Control Loop


The operator queries the Kube API to receive resources that it’s configured to watch.

Resources received in the observation step are checked to see if they have changed and if current and desired states match.
Most Kubernetes objects have a .spec field representing the desired state and a .status field representing the current state.

The act step (AKA reconciliation function) attempts to align the current state of resources to the desired state by applying application logic.

Application logic is added to the reconciliation function and tells the operator what to do when a change is detected.

Deployment Functionality Example

Let us look at how an operator might manage the lifecycle of a deployment from a functional level.

Our deployment operator extends the Kubernetes resource API by providing the custom resource deployment.apps.

We want to observe specific behaviours from our operator in response to changes to the custom resources it provides.
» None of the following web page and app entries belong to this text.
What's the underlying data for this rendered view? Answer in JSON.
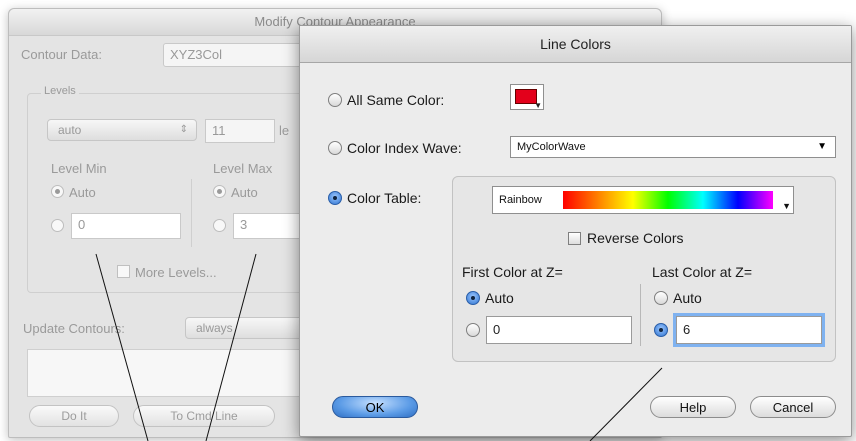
{
  "back_dialog": {
    "title": "Modify Contour Appearance",
    "contour_data_label": "Contour Data:",
    "contour_data_value": "XYZ3Col",
    "levels_group_label": "Levels",
    "levels_mode_value": "auto",
    "levels_count_value": "11",
    "levels_count_suffix": "le",
    "level_min_label": "Level Min",
    "level_max_label": "Level Max",
    "auto_label": "Auto",
    "level_min_value": "0",
    "level_max_value": "3",
    "more_levels_label": "More Levels...",
    "update_contours_label": "Update Contours:",
    "update_contours_value": "always",
    "do_it_label": "Do It",
    "to_cmd_line_label": "To Cmd Line"
  },
  "line_colors_dialog": {
    "title": "Line Colors",
    "all_same_color_label": "All Same Color:",
    "all_same_color_swatch": "#e3001b",
    "color_index_wave_label": "Color Index Wave:",
    "color_index_wave_value": "MyColorWave",
    "color_table_label": "Color Table:",
    "color_table_value": "Rainbow",
    "reverse_colors_label": "Reverse Colors",
    "first_color_label": "First Color at Z=",
    "last_color_label": "Last Color at Z=",
    "auto_label": "Auto",
    "first_color_value": "0",
    "last_color_value": "6",
    "ok_label": "OK",
    "help_label": "Help",
    "cancel_label": "Cancel",
    "selected_option": "Color Table"
  },
  "icons": {
    "popup_arrow": "chevron-down-icon",
    "stepper": "stepper-icon"
  }
}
Application logic needs to be added to the reconciliation function, telling the operator what to do. The table below provides several control loop examples, and the act column represents the application logic.

DeploymentNo replicaSet owned by this deployment in same namespaceCreate repliaSet
Owned replicaSetOwned replicaSet .spec.replicas does not match deployment .spec.replicasEdit owned replicaSet .spec.replicas
DeploymentNo changeUpdate status from owned replicaSet


Operators help reduce the amount of manual operational tasks required to manage a Kubernetes Native applications lifecycle. Extending the Kubernetes API and running a control loop are a key part of operators.

In the next post I’ll be covering the Operator Framework and Operator-SDK.

Share on

Brett Johnson
Brett Johnson
Automator of things